Cardiff is recycling more than half of its household rubbish for the first time, according to new figures.
The capital’s recycling rate has surged to 54% since the introduction of fortnightly black bag collections last September – a rise of 12% compared to the same quarter last year.
The overhaul of the city’s waste collection regime, which included weekly food scrap and green bag collections, saw 75% of homes given new collection days.
The changes led to hundreds of householders complaining that their waste was not being collected on time, but council leader Rodney Berman yesterday said the recycling drive had been “embraced” by residents.
It comes as a report by the Wales Audit Office (WAO) warned there were “substantial barriers” to raising recycling rates across the nation.
Cardiff council’s ruling executive body was yesterday told the city was now on track to record a 53% recycling rate for 2011/12.
If the increase can be sustained next year, it is expected the rate will hit 58% – well above the Welsh Government target of 52%.
And the reduction in the amount of rubbish sent to landfill is expected to save the authority £1.3m in 2012/13.
Councillor Margaret Jones, executive member for environment, said: “This is a very significant achievement for Cardiff council and its residents and we’re delighted with the progress made so far.
“As well as achieving sustainability goals, it also decreases the future cost of landfill tax and landfill allowance scheme penalties as well as recycling fines that could otherwise rapidly accumulate to millions of pounds over a few years.
“I thank the residents of Cardiff for working with us to make the recycling collection changes such a success.
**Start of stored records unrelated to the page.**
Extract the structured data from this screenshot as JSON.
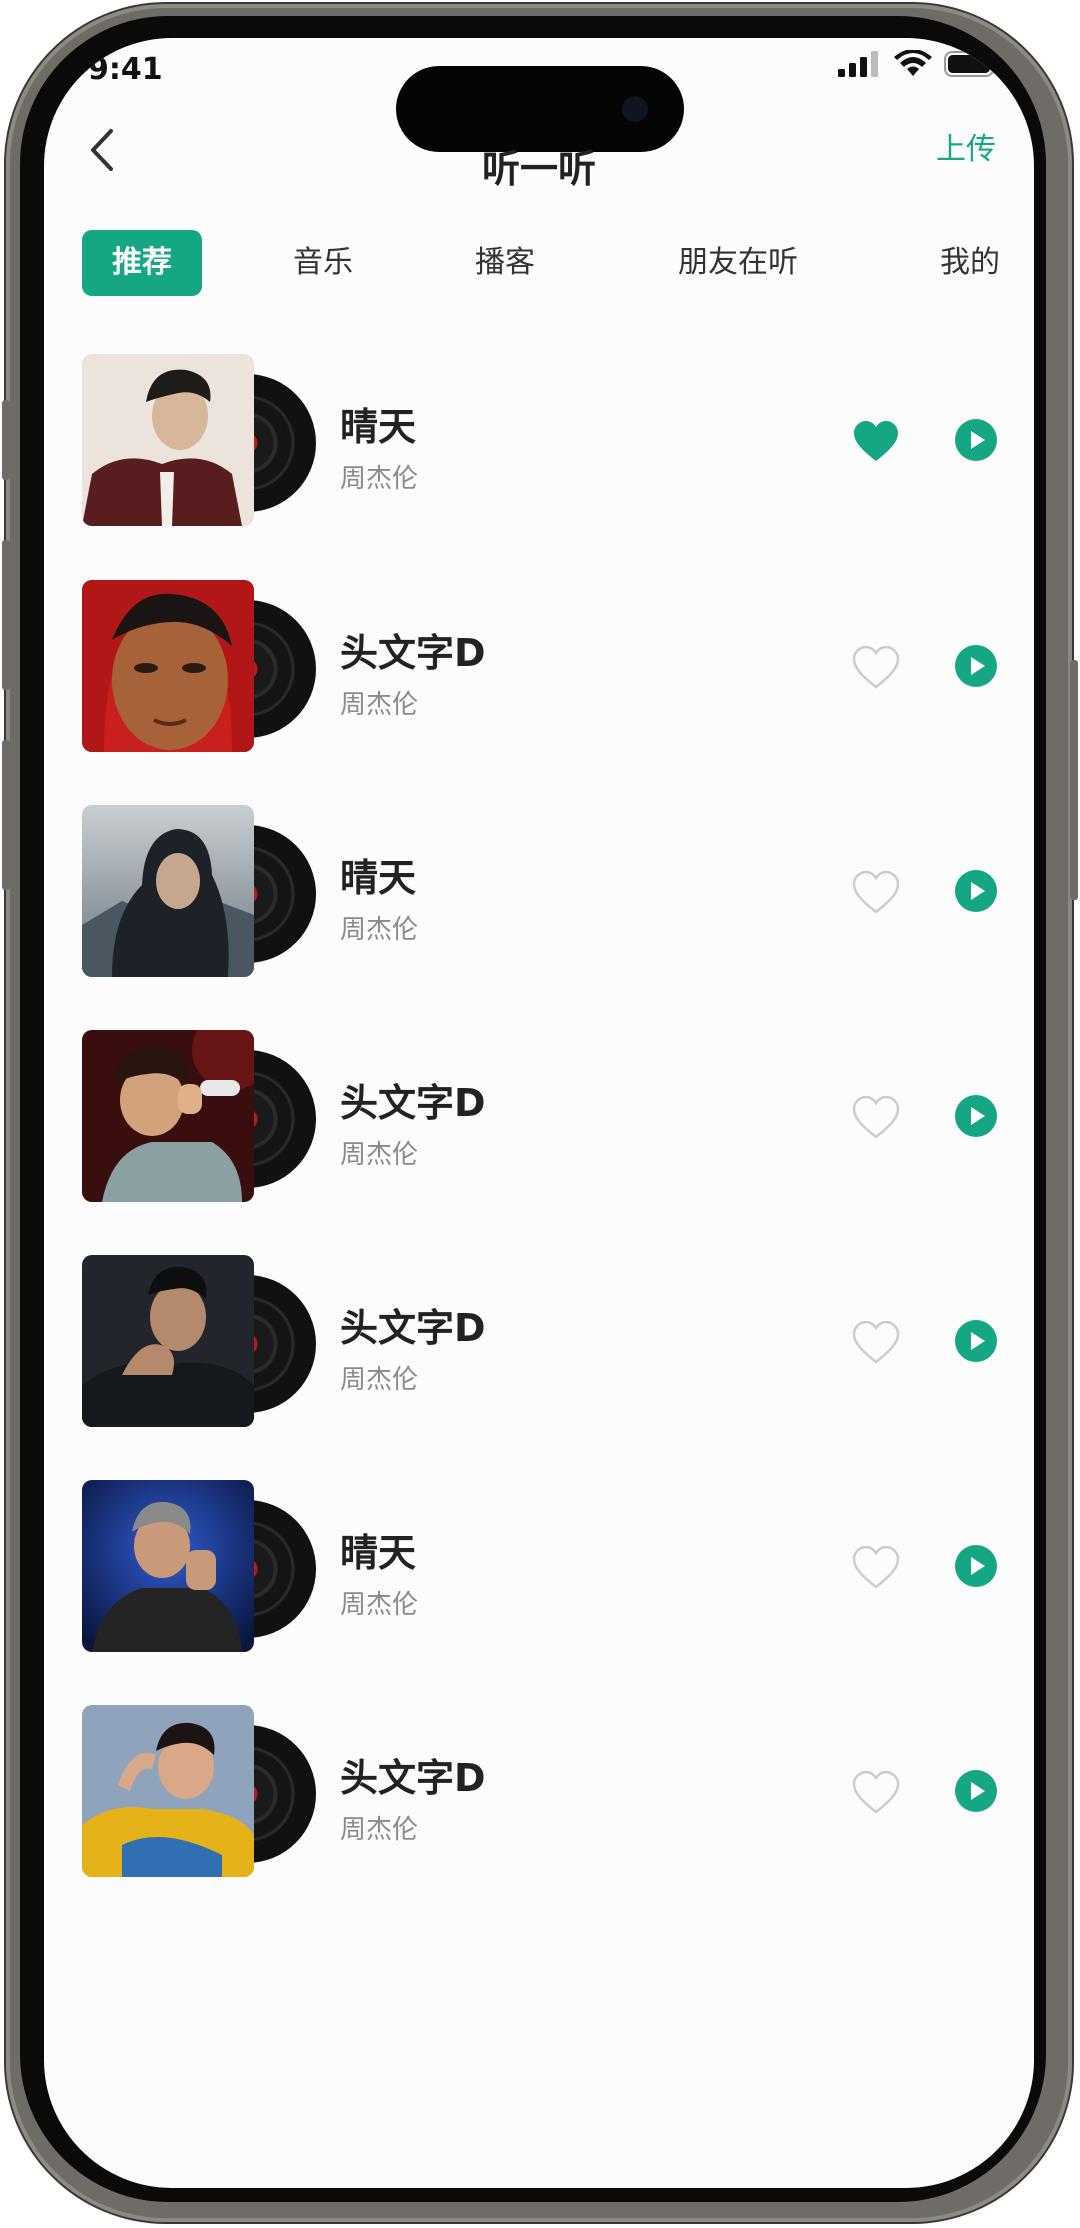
{
  "status_bar": {
    "time": "9:41"
  },
  "header": {
    "title": "听一听",
    "upload_label": "上传"
  },
  "tabs": [
    {
      "label": "推荐",
      "active": true
    },
    {
      "label": "音乐",
      "active": false
    },
    {
      "label": "播客",
      "active": false
    },
    {
      "label": "朋友在听",
      "active": false
    },
    {
      "label": "我的",
      "active": false
    }
  ],
  "songs": [
    {
      "title": "晴天",
      "artist": "周杰伦",
      "liked": true
    },
    {
      "title": "头文字D",
      "artist": "周杰伦",
      "liked": false
    },
    {
      "title": "晴天",
      "artist": "周杰伦",
      "liked": false
    },
    {
      "title": "头文字D",
      "artist": "周杰伦",
      "liked": false
    },
    {
      "title": "头文字D",
      "artist": "周杰伦",
      "liked": false
    },
    {
      "title": "晴天",
      "artist": "周杰伦",
      "liked": false
    },
    {
      "title": "头文字D",
      "artist": "周杰伦",
      "liked": false
    }
  ],
  "colors": {
    "accent": "#15a784",
    "title_text": "#222222",
    "secondary_text": "#8a8a8a",
    "heart_outline": "#cccccc"
  },
  "icons": [
    "back-chevron-icon",
    "heart-icon",
    "play-icon",
    "vinyl-record-icon",
    "signal-icon",
    "wifi-icon",
    "battery-icon"
  ]
}
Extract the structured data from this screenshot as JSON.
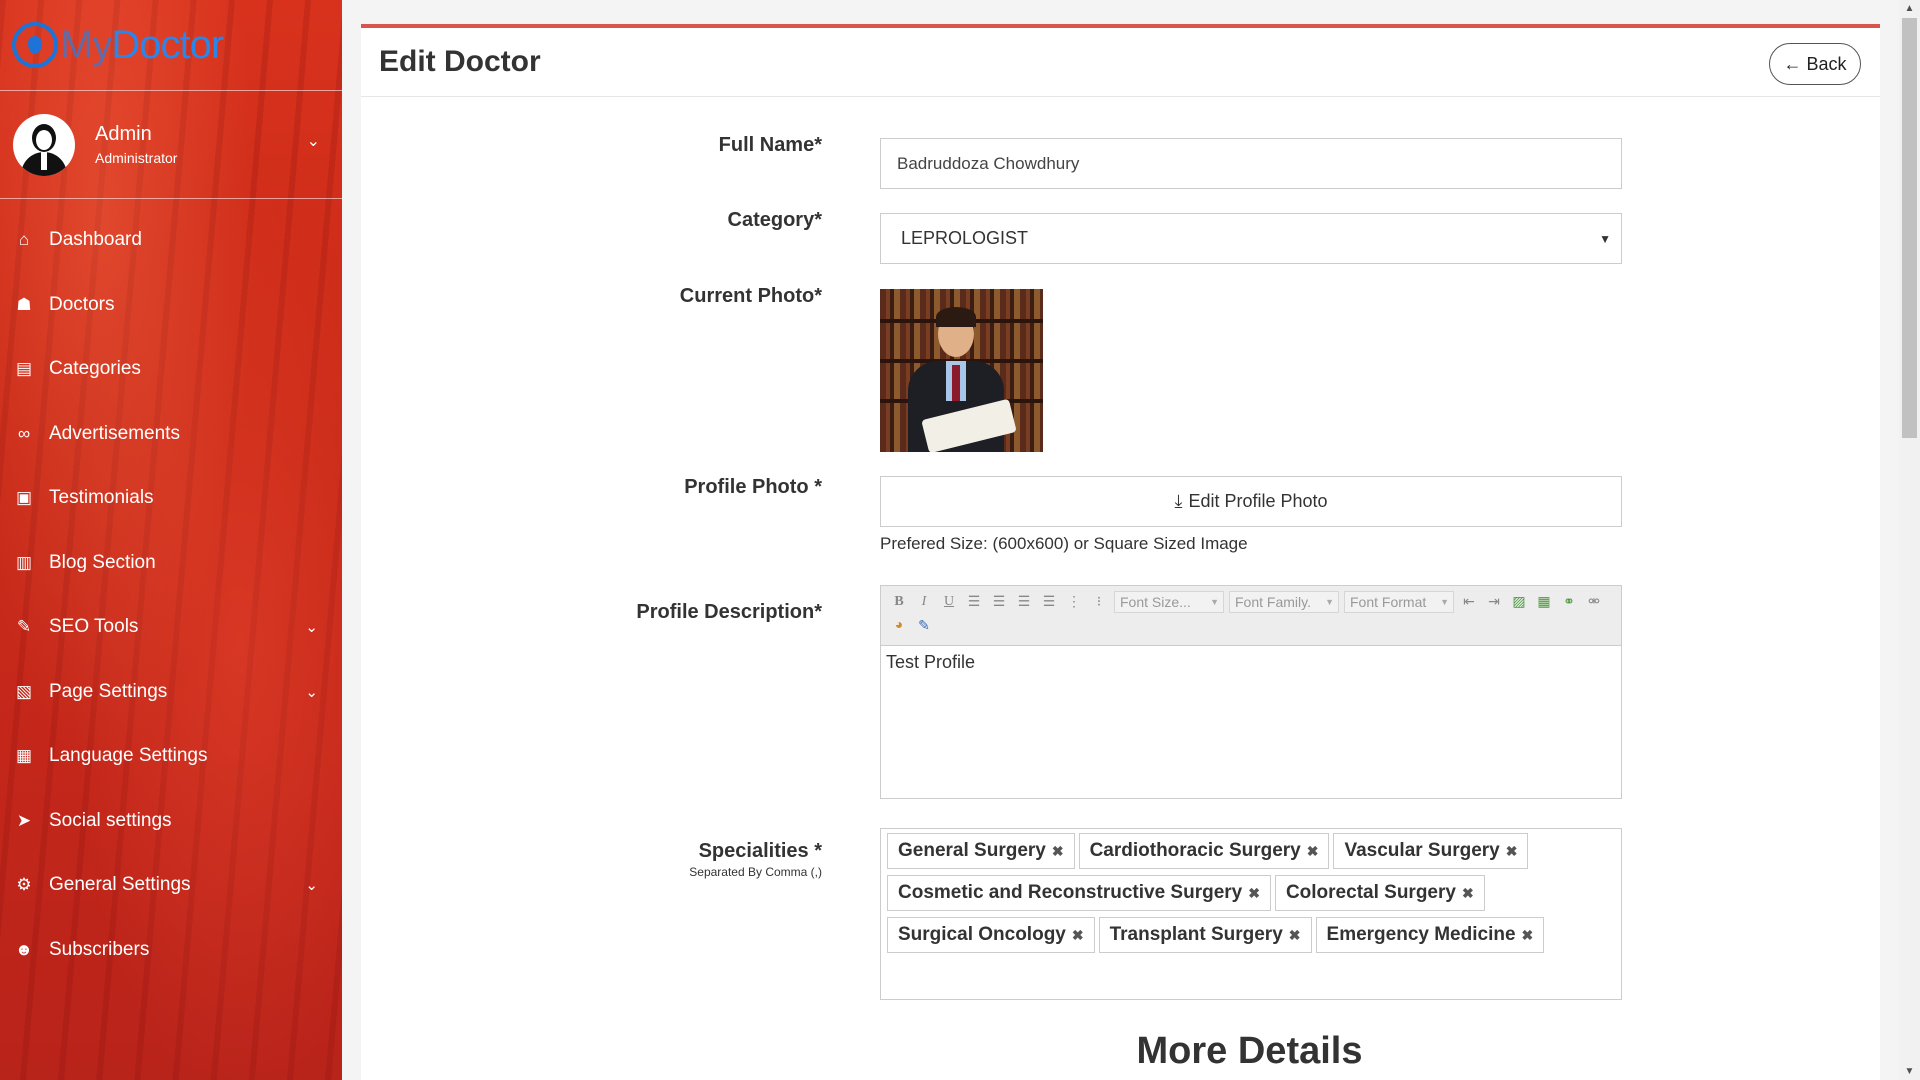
{
  "brand": {
    "logo_my": "My",
    "logo_doctor": "Doctor"
  },
  "user": {
    "name": "Admin",
    "role": "Administrator"
  },
  "sidebar": {
    "items": [
      {
        "label": "Dashboard",
        "icon": "home-icon",
        "glyph": "⌂",
        "has_caret": false
      },
      {
        "label": "Doctors",
        "icon": "user-md-icon",
        "glyph": "☗",
        "has_caret": false
      },
      {
        "label": "Categories",
        "icon": "clipboard-icon",
        "glyph": "▤",
        "has_caret": false
      },
      {
        "label": "Advertisements",
        "icon": "link-icon",
        "glyph": "∞",
        "has_caret": false
      },
      {
        "label": "Testimonials",
        "icon": "image-icon",
        "glyph": "▣",
        "has_caret": false
      },
      {
        "label": "Blog Section",
        "icon": "file-icon",
        "glyph": "▥",
        "has_caret": false
      },
      {
        "label": "SEO Tools",
        "icon": "wrench-icon",
        "glyph": "✎",
        "has_caret": true
      },
      {
        "label": "Page Settings",
        "icon": "file-code-icon",
        "glyph": "▧",
        "has_caret": true
      },
      {
        "label": "Language Settings",
        "icon": "language-icon",
        "glyph": "▦",
        "has_caret": false
      },
      {
        "label": "Social settings",
        "icon": "paper-plane-icon",
        "glyph": "➤",
        "has_caret": false
      },
      {
        "label": "General Settings",
        "icon": "cogs-icon",
        "glyph": "⚙",
        "has_caret": true
      },
      {
        "label": "Subscribers",
        "icon": "users-icon",
        "glyph": "☻",
        "has_caret": false
      }
    ]
  },
  "header": {
    "title": "Edit Doctor",
    "back_label": "Back"
  },
  "form": {
    "full_name_label": "Full Name*",
    "full_name_value": "Badruddoza Chowdhury",
    "category_label": "Category*",
    "category_value": "LEPROLOGIST",
    "current_photo_label": "Current Photo*",
    "profile_photo_label": "Profile Photo *",
    "profile_photo_button": "Edit Profile Photo",
    "profile_photo_hint": "Prefered Size: (600x600) or Square Sized Image",
    "description_label": "Profile Description*",
    "description_value": "Test Profile",
    "editor_font_size": "Font Size...",
    "editor_font_family": "Font Family.",
    "editor_font_format": "Font Format",
    "specialities_label": "Specialities *",
    "specialities_sublabel": "Separated By Comma (,)",
    "specialities": [
      "General Surgery",
      "Cardiothoracic Surgery",
      "Vascular Surgery",
      "Cosmetic and Reconstructive Surgery",
      "Colorectal Surgery",
      "Surgical Oncology",
      "Transplant Surgery",
      "Emergency Medicine"
    ]
  },
  "more_details_title": "More Details",
  "colors": {
    "sidebar": "#c92a18",
    "accent": "#d9534f",
    "logo_blue": "#2a86e8"
  }
}
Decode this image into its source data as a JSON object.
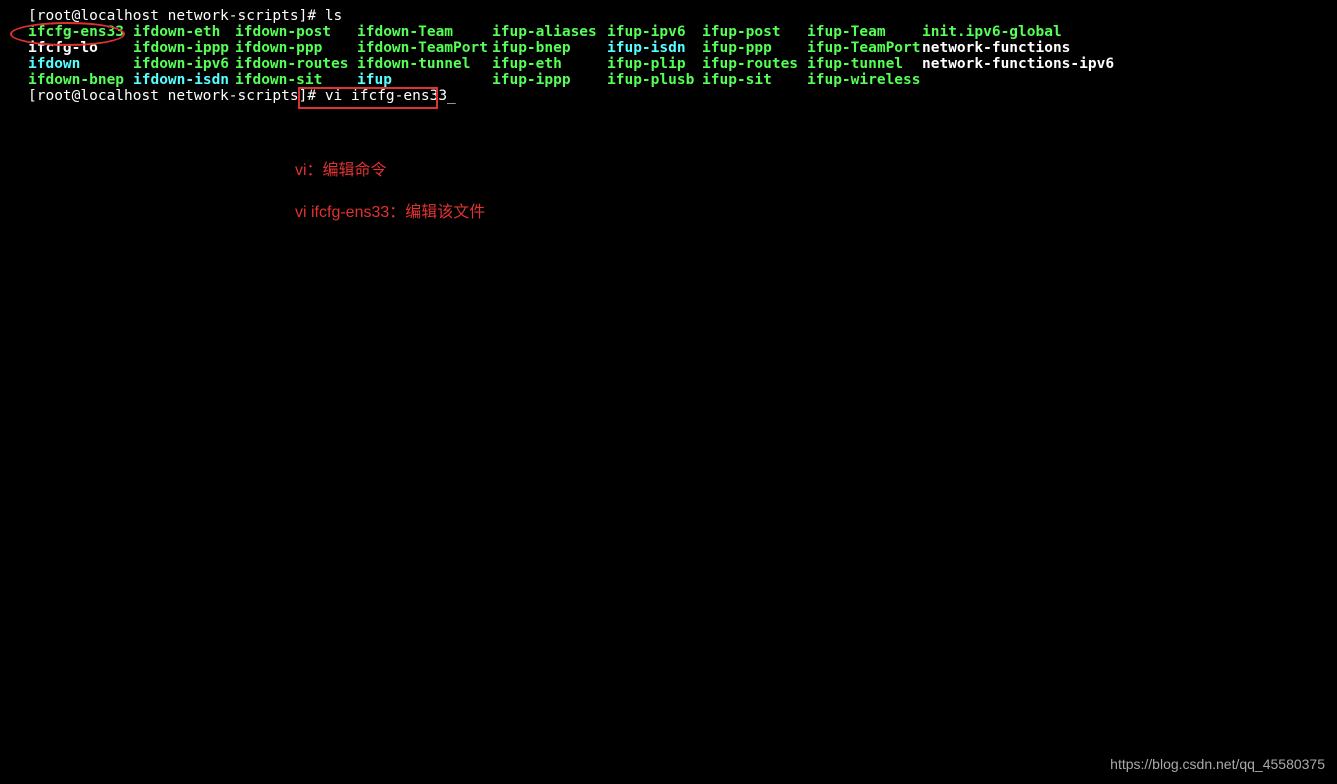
{
  "prompt1": {
    "user_host_path": "[root@localhost network-scripts]#",
    "command": "ls"
  },
  "listing": {
    "rows": [
      [
        {
          "text": "ifcfg-ens33",
          "cls": "fgreen"
        },
        {
          "text": "ifdown-eth",
          "cls": "fgreen"
        },
        {
          "text": "ifdown-post",
          "cls": "fgreen"
        },
        {
          "text": "ifdown-Team",
          "cls": "fgreen"
        },
        {
          "text": "ifup-aliases",
          "cls": "fgreen"
        },
        {
          "text": "ifup-ipv6",
          "cls": "fgreen"
        },
        {
          "text": "ifup-post",
          "cls": "fgreen"
        },
        {
          "text": "ifup-Team",
          "cls": "fgreen"
        },
        {
          "text": "init.ipv6-global",
          "cls": "fgreen"
        }
      ],
      [
        {
          "text": "ifcfg-lo",
          "cls": "fwhite"
        },
        {
          "text": "ifdown-ippp",
          "cls": "fgreen"
        },
        {
          "text": "ifdown-ppp",
          "cls": "fgreen"
        },
        {
          "text": "ifdown-TeamPort",
          "cls": "fgreen"
        },
        {
          "text": "ifup-bnep",
          "cls": "fgreen"
        },
        {
          "text": "ifup-isdn",
          "cls": "fcyan"
        },
        {
          "text": "ifup-ppp",
          "cls": "fgreen"
        },
        {
          "text": "ifup-TeamPort",
          "cls": "fgreen"
        },
        {
          "text": "network-functions",
          "cls": "fwhite"
        }
      ],
      [
        {
          "text": "ifdown",
          "cls": "fcyan"
        },
        {
          "text": "ifdown-ipv6",
          "cls": "fgreen"
        },
        {
          "text": "ifdown-routes",
          "cls": "fgreen"
        },
        {
          "text": "ifdown-tunnel",
          "cls": "fgreen"
        },
        {
          "text": "ifup-eth",
          "cls": "fgreen"
        },
        {
          "text": "ifup-plip",
          "cls": "fgreen"
        },
        {
          "text": "ifup-routes",
          "cls": "fgreen"
        },
        {
          "text": "ifup-tunnel",
          "cls": "fgreen"
        },
        {
          "text": "network-functions-ipv6",
          "cls": "fwhite"
        }
      ],
      [
        {
          "text": "ifdown-bnep",
          "cls": "fgreen"
        },
        {
          "text": "ifdown-isdn",
          "cls": "fcyan"
        },
        {
          "text": "ifdown-sit",
          "cls": "fgreen"
        },
        {
          "text": "ifup",
          "cls": "fcyan"
        },
        {
          "text": "ifup-ippp",
          "cls": "fgreen"
        },
        {
          "text": "ifup-plusb",
          "cls": "fgreen"
        },
        {
          "text": "ifup-sit",
          "cls": "fgreen"
        },
        {
          "text": "ifup-wireless",
          "cls": "fgreen"
        },
        {
          "text": "",
          "cls": "fwhite"
        }
      ]
    ]
  },
  "prompt2": {
    "user_host_path": "[root@localhost network-scripts]#",
    "command": "vi ifcfg-ens33",
    "cursor": "_"
  },
  "annotations": {
    "line1": "vi：编辑命令",
    "line2": "vi ifcfg-ens33：编辑该文件"
  },
  "watermark": "https://blog.csdn.net/qq_45580375"
}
The results are fantastic so far, and I hope we can all work together to ensure we keep improving and building on this excellent set of figures.”
Council leader Rodney Berman said the Liberal Democrat/Plaid Cymru-run authority had “revolutionised the way Cardiff deals with its recyclable waste”.
“What might have been a difficult transition to make has actually been embraced very well,” he said.
“This is the biggest jump in recycling figures we have ever had. We need to thank the people of Cardiff as a whole – it’s down to the fact that they have embraced this change that we have seen such an impact.”
The WAO report, meanwhile, found recycling rates in Wales are increasing, but it says longer-term improvements are being hindered by substantial barriers to achieving the Welsh Government’s waste strategy.
The report highlights the difficulties caused by conflicting views between the Welsh Government and local authorities – including Cardiff council – about how best to recycle.
The Welsh Government believes kerbside recycling and sorting is the best method for producing high quality waste material and dislikes “co-mingling” dry waste, such as bottles, cans and card.
However, Cardiff is among a number of councils that believes it’s easier for the public to co-mingle and modern equipment can sort the waste to sufficient quality and at a similar cost.
Auditor General for Wales Huw Vaughan Thomas said: “It is clear that the public are engaging more in recycling waste, and the Welsh Government and local authorities should be commended for their efforts over the past six years to encourage this.
“But the momentum will be lost unless there is significant change in some areas.We need to see better guidance from Welsh Government. Local authorities should get smarter in the way they collect data. And, most importantly, councils and government must work together to build agreement around the best methods of collecting waste.”